Hilton Head Island: A Guide for Non-Golfers

The first time I visited Hilton Head Island, the lush landscapes surprised me. With fertile salt marshes, forests of moss-draped oaks, pine and magnolia trees and networks of lagoons and creeks, it’s no wonder the island is considered one of the prettiest golf destinations in the country. And with 30 championship golf courses — 24 of which are public — it certainly lives up to its reputation. Seven of the area’s courses have been ranked among the nation’s top 100 in key golf publications.

But even though I’m a frequent visitor, I don’t play golf. Fortunately, the island offers more than 300 tennis courts, eight marinas and just about every activity imaginable: biking, kayaking, sailing, surfing, scuba diving, water skiing, fishing, horseback riding and dolphin-watching, plus historic tours and even hayrides. In short, you’ll find something for everyone.

Biking Along the Island

I love to bike, so I when I visit Hilton Head Island, I usually start there. Since the Gulf Stream warms the island year-round, the average daily temperature is a mild 70°F — ideal for bike riding.

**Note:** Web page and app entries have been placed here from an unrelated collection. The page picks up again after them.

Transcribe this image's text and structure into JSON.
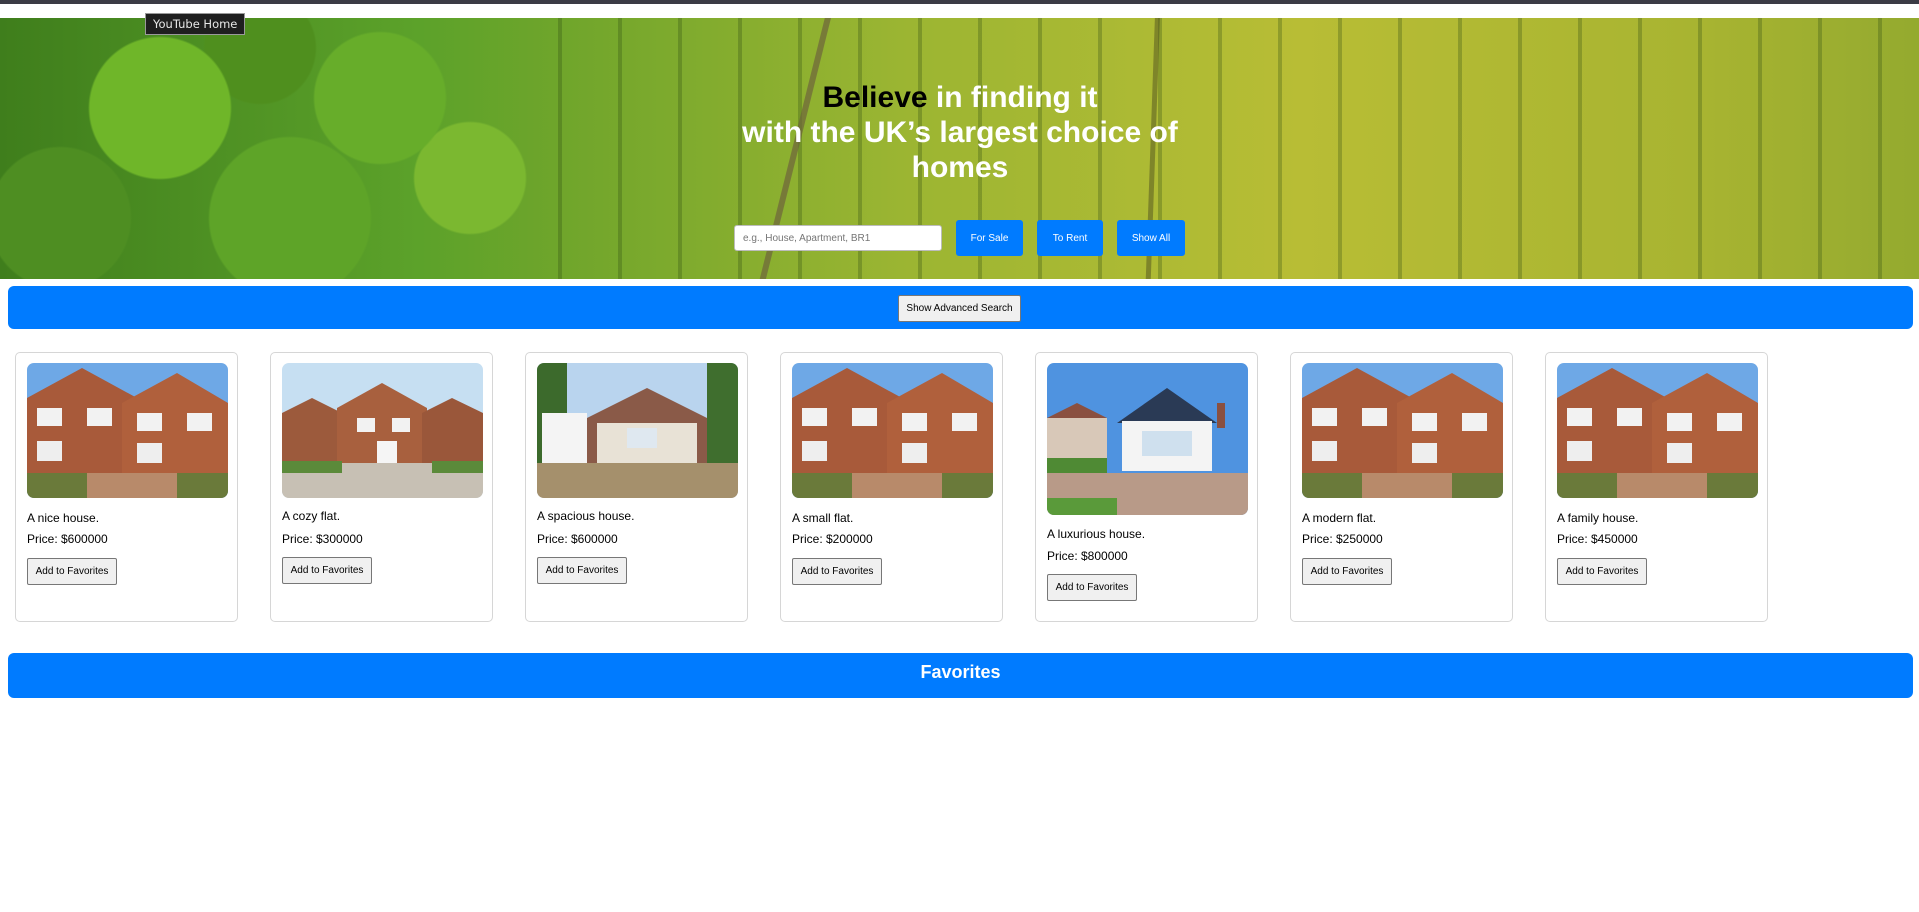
{
  "tooltip": {
    "label": "YouTube Home"
  },
  "hero": {
    "headline_dark": "Believe",
    "headline_light_1": " in finding it",
    "headline_light_2": "with the UK’s largest choice of homes",
    "search_placeholder": "e.g., House, Apartment, BR1",
    "search_value": "",
    "buttons": {
      "for_sale": "For Sale",
      "to_rent": "To Rent",
      "show_all": "Show All"
    }
  },
  "advanced": {
    "label": "Show Advanced Search"
  },
  "listings": [
    {
      "description": "A nice house.",
      "price": "Price: $600000",
      "button": "Add to Favorites",
      "image": "red-brick-semi-detached"
    },
    {
      "description": "A cozy flat.",
      "price": "Price: $300000",
      "button": "Add to Favorites",
      "image": "street-of-brick-houses"
    },
    {
      "description": "A spacious house.",
      "price": "Price: $600000",
      "button": "Add to Favorites",
      "image": "bungalow-with-garage"
    },
    {
      "description": "A small flat.",
      "price": "Price: $200000",
      "button": "Add to Favorites",
      "image": "red-brick-semi-detached"
    },
    {
      "description": "A luxurious house.",
      "price": "Price: $800000",
      "button": "Add to Favorites",
      "image": "white-bungalow-tudor-gable"
    },
    {
      "description": "A modern flat.",
      "price": "Price: $250000",
      "button": "Add to Favorites",
      "image": "red-brick-semi-detached"
    },
    {
      "description": "A family house.",
      "price": "Price: $450000",
      "button": "Add to Favorites",
      "image": "red-brick-semi-detached"
    }
  ],
  "favorites": {
    "title": "Favorites"
  },
  "colors": {
    "accent": "#007bff",
    "text": "#000000",
    "hero_text": "#ffffff"
  }
}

Rated a Gold Level Bicycle Friendly Community by the American League of Bicyclists, the island boasts 60 miles of trails. Plus, with fewer than 40,000 permanent residents and only 2.5 million visitors a year, the bike paths aren’t crowded. I’m able to get around easily, even to the beaches.

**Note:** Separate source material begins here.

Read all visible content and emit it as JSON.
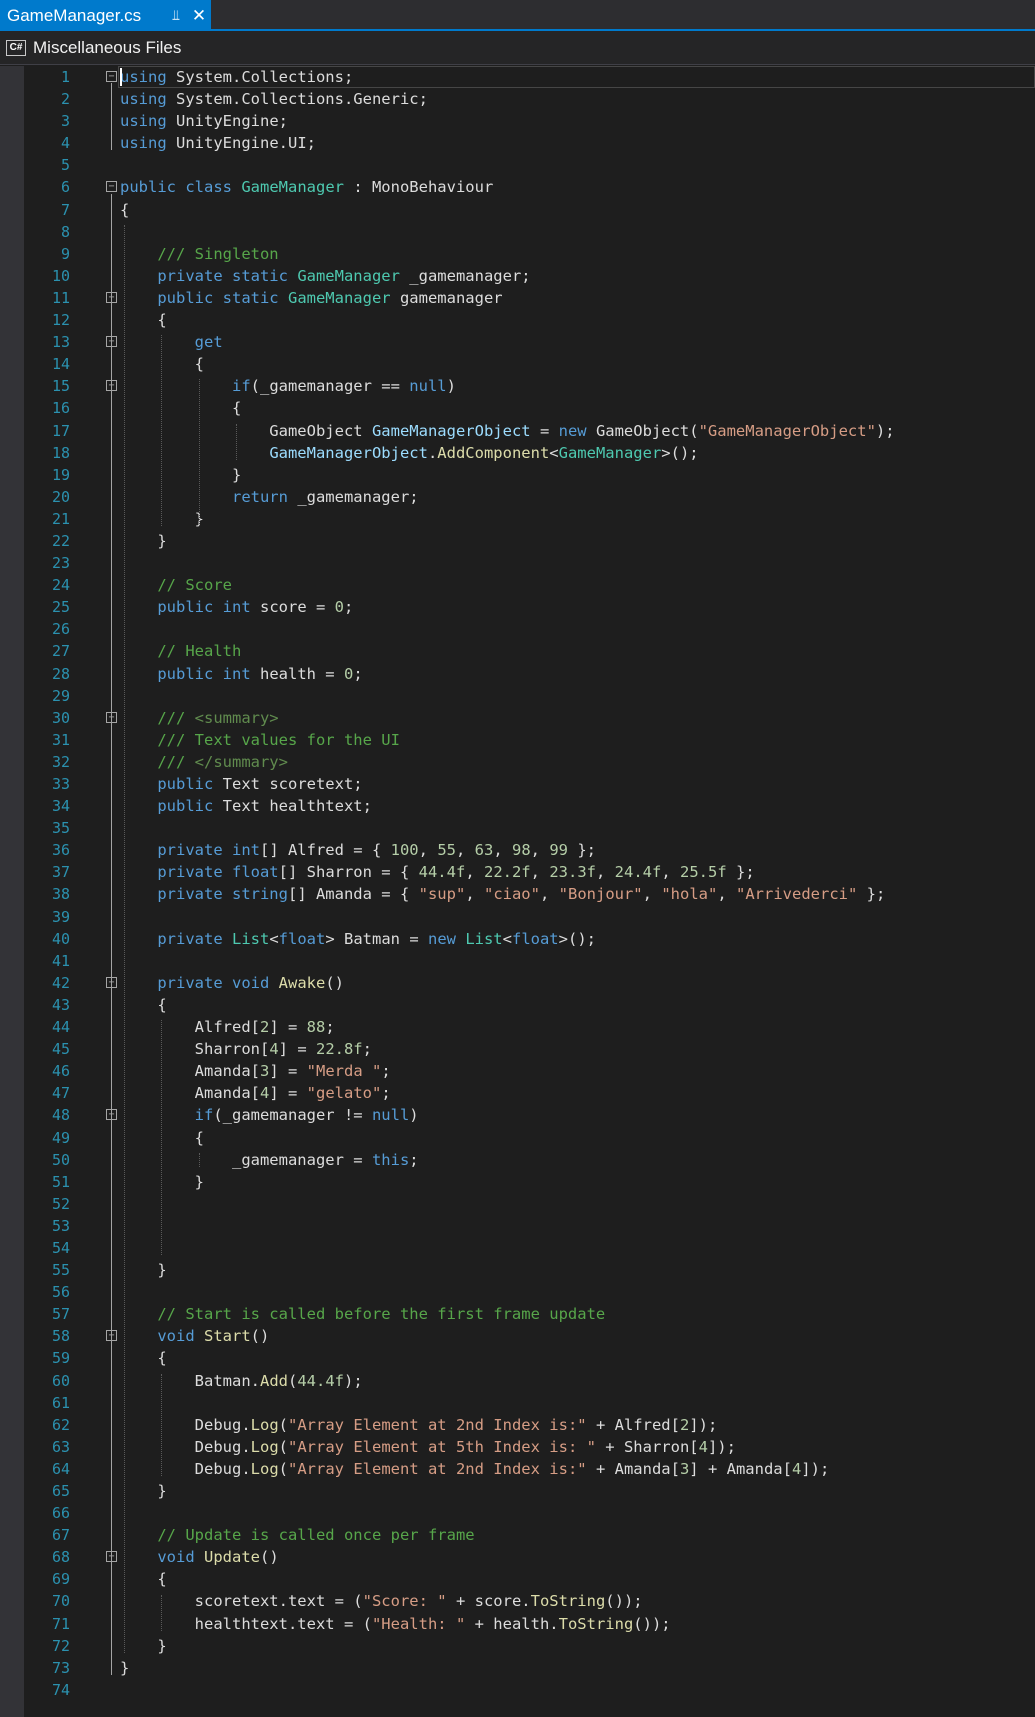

Quick Tip:

There are plenty of spots where you can rent bikes, including tandems (if, say, you’re traveling with little kids).

Active Adventure Galore

I’m a big fan of zip lining and elevated obstacle courses, not only for the adrenaline rush, but also for the incredible views. I chose Zipline Hilton Head, which features eight ziplines with heights up to 75 feet. The backdrop of boats, oak trees and marshes wasn’t bad, either.

I also really enjoyed the aerial adventure — navigating swinging bridges, climbing over military-style walls and crossing over netted areas. Each section is broken down by age and activity level, so you can easily gauge whether you want to keep it simple (like I did) or challenge yourself.

Getting on the Water

You can’t vacation on an island without getting in the water, and kayak tours are one of my favorite ways to do just that. The voyages led by Outside Hilton Head include two-hour excursions (the most popular with families, and what we chose) or longer trips.

We kayaked out through the tide and saltmarshes and came across plenty of bird and aquatic life, including bottlenose dolphins. Along the way, our guide explained that it’s possible to encounter heron, ibis, bald eagles, sea turtles, red fish, oysters, sea pickles, live oaks, Spanish moss, osprey, mink, and pelicans. We saw tons of birds (including the bald eagle), and it was nice to hear the guide explain how the wildlife coexisted within the overall ecosystem.

Quick Tip:

The company also does dolphin tours, stand-up paddle board programs and fishing trips.

Spa Time

All that activity calls for some relaxing downtime — preferably at a spa. And Hilton Head Island is home to one of my favorites, Indigo Spa. Indigo has a soothing ambience and intimate charm and offers customized treatments. If you’re sore, for instance, choose a massage with arnica oil. In need of relaxation? Opt for lavender oil.

I especially love the hot stone treatment. The massage combines long strokes with some deep pressure, and the stones are exactly the right temperature (at other spas, I often find them to be too hot). It is heaven — and the  perfect  way to end an active day on Hilton Head Island.


Judy K. is a travel writer living in New York.